In order to introduce better perspective into the Steam Greenlight application process and how indie developers view the system, Joystiq interviewed indie dev Colin Northway. Northway, developer of Fantastic Contraption and Greenlight lab rat Incredipede, quickly introduces us to the Offspring Fling phenomenon: "Apply to Steam, be rejected, release without it, get popular, be noticed by Valve, release on Steam."
Offspring Fling was a game that found success down prior to the introduction of Greenlight, a process many developers expected Greenlight to solve. Instead, Colin Northway believes the continues, and may potentially be worse -- a path he fully expects Incredipede will have to take:
"We're approaching Incredipede's launch at the end of October and no longer have enough time to integrate the Steam APIs before then, so it looks like we've missed the window to launch with Steam. If Greenlight didn't exist, Valve might have accepted Incredipede earlier and it would be launching on Steam. Instead Incredipede will do what a lot of other great games are going to do: launch without Steam, get a bunch of players, and then leverage the fanbase to climb the Greenlight ranks and release on Steam later."
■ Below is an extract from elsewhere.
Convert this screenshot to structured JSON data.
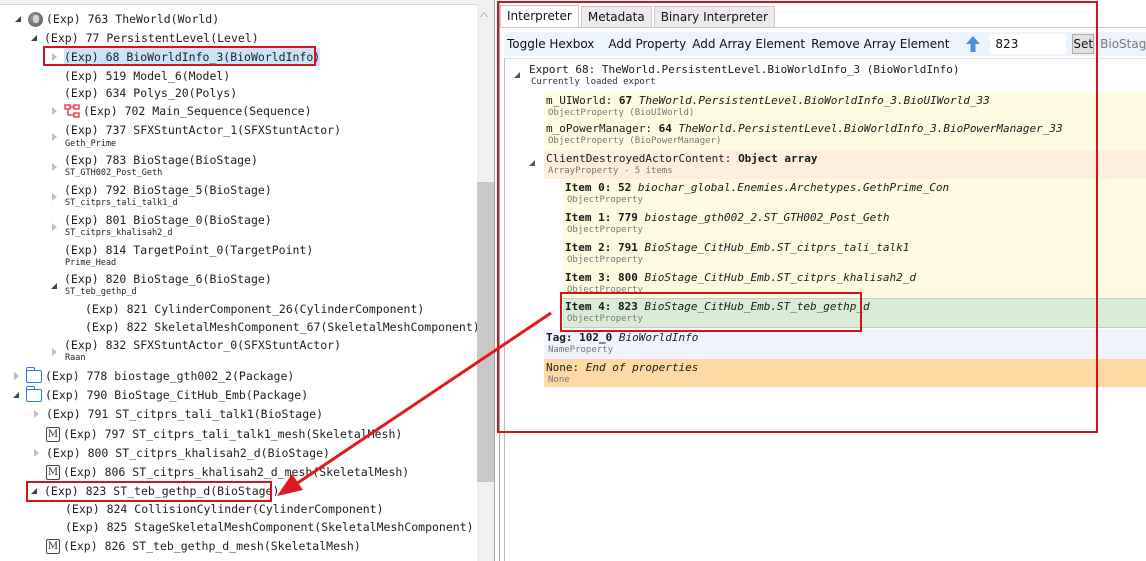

Northway is so confident in his title's eventual launch on Steam that he is including the promise of a Steam download code in preorders for Incredipede. Certainly, Incredipede could be a fringe case, with certain variables preventing success through Greenlight like schedule and marketing investment. That's the problem though, how can you tell if Greenlight is working? Heck, what even are the conditions to evaluate Greenlight's success?
When asked what he believes the problem is and if there's a solution, Northway offered the following:
"Asking the public to judge ideas is hard. Game designers, publishers, people who judge ideas professionally have a pretty bad track record at it. It's easy to judge after the game is released but by then it's too late. Finding good games is a genuinely hard problem. My gut feeling is that they should go back to having a passionate, knowledgeable, Valve employee do the judging. Instead of giving it to charity, they could keep the $100 Greenlight fee and use it to pay someone to spend a few hours playing every game."
I'd highly recommend reading the full interview over at Joystiq, and definitely visiting Steam Greenlight and upvoting promising looking indie games who might get lost in the hype of other titles.